Making just a few simple lifestyle changes can really help to improve your circulation:
Keep warm, thermals and gloves should be a wardrobe staple and try warming clothes and shoes in an airing cupboard overnight.
Regular exercise will also help to boost circulation. Try to exercise three times a week for at least 20 minutes but avoid outdoor activities during cold weather.
Correct nutrition is also important. Reduce your consumption of meat, butter and cream, which contain lots of circulation-slowing saturated fats and cholesterol, and increase the amount of oily fish or plant oils you consume to help reduce blood stickiness and improve circulation.
Salt hardens your arteries (which need to be elastic) so make sure you stay within the recommended 6g a day.
Foods rich in vitamin C (kiwis, blueberries, cherries and most fruit and veg) are good for your circulation, as are foods rich in rutin (buckwheat, citrus peel and rosehips), which helps to strengthen small blood vessels.
As far as herbal remedies are concerned, Ginkgo biloba is a firm favourite.

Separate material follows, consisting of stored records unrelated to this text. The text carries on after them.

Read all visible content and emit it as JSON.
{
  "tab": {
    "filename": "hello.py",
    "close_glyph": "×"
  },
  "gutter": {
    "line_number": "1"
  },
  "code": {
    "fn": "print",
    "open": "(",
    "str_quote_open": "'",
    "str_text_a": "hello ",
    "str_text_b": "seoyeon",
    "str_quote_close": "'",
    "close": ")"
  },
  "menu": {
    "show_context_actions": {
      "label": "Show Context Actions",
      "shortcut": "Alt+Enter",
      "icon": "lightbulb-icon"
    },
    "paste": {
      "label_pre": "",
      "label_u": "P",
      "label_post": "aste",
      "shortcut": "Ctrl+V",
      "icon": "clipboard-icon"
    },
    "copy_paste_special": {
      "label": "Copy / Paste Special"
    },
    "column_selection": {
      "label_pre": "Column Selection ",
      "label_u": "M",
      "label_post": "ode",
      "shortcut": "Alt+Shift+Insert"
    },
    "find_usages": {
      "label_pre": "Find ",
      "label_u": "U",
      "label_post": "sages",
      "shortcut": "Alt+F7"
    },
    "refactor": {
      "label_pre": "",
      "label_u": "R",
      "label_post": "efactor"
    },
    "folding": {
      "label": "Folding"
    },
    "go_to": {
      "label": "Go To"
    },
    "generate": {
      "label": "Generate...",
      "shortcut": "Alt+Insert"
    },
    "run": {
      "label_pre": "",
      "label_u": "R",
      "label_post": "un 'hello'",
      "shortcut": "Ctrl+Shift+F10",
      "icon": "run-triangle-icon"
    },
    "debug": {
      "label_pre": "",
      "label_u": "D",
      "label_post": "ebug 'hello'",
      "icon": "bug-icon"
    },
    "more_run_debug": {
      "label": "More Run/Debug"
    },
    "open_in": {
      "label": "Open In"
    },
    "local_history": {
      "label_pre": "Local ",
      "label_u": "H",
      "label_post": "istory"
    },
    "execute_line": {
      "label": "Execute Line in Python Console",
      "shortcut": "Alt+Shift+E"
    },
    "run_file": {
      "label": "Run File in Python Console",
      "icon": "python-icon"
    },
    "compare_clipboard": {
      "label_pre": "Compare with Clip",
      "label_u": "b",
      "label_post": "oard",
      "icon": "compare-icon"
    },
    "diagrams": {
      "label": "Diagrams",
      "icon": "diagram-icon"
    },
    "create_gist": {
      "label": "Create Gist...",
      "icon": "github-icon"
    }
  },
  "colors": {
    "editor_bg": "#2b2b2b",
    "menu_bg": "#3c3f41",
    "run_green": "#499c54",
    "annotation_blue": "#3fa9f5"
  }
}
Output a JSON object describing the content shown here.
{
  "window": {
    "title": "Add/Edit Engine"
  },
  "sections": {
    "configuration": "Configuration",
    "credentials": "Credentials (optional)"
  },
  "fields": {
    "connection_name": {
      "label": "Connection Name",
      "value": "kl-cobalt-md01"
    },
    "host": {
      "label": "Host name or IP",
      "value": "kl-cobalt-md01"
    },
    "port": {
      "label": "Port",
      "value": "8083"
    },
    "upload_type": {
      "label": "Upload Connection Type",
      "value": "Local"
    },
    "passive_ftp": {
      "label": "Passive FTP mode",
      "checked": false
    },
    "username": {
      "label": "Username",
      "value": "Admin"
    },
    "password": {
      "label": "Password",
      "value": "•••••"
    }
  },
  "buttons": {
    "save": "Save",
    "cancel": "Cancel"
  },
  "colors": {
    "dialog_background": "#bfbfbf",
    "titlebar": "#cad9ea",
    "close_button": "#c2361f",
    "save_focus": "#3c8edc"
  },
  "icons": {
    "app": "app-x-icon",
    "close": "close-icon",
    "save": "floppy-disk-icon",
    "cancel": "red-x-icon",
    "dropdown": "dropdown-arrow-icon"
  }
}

One of the oldest known plants on earth, records date back to 3000 BC, recognised for its beneficial action on arterial circulation. It is thought to work by relaxing the smallest arteries to allow blood flow to penetrate the extremities.
Try diluting 15 drops of Ginkgo biloba in a little water three times a day.
If your symptoms are triggered by stress, as well as B vitamins for the adrenal glands and magnesium for the nervous system a fab herb for stress is Passiflora; it has been used for centuries as a mild sedative and is particularly beneficial when mixed with other restorative herbs such as Avena sativa.
For further advice, ask Richard Sambridge and his team at The Natural Way, 82 High Street, Braintree, Essex.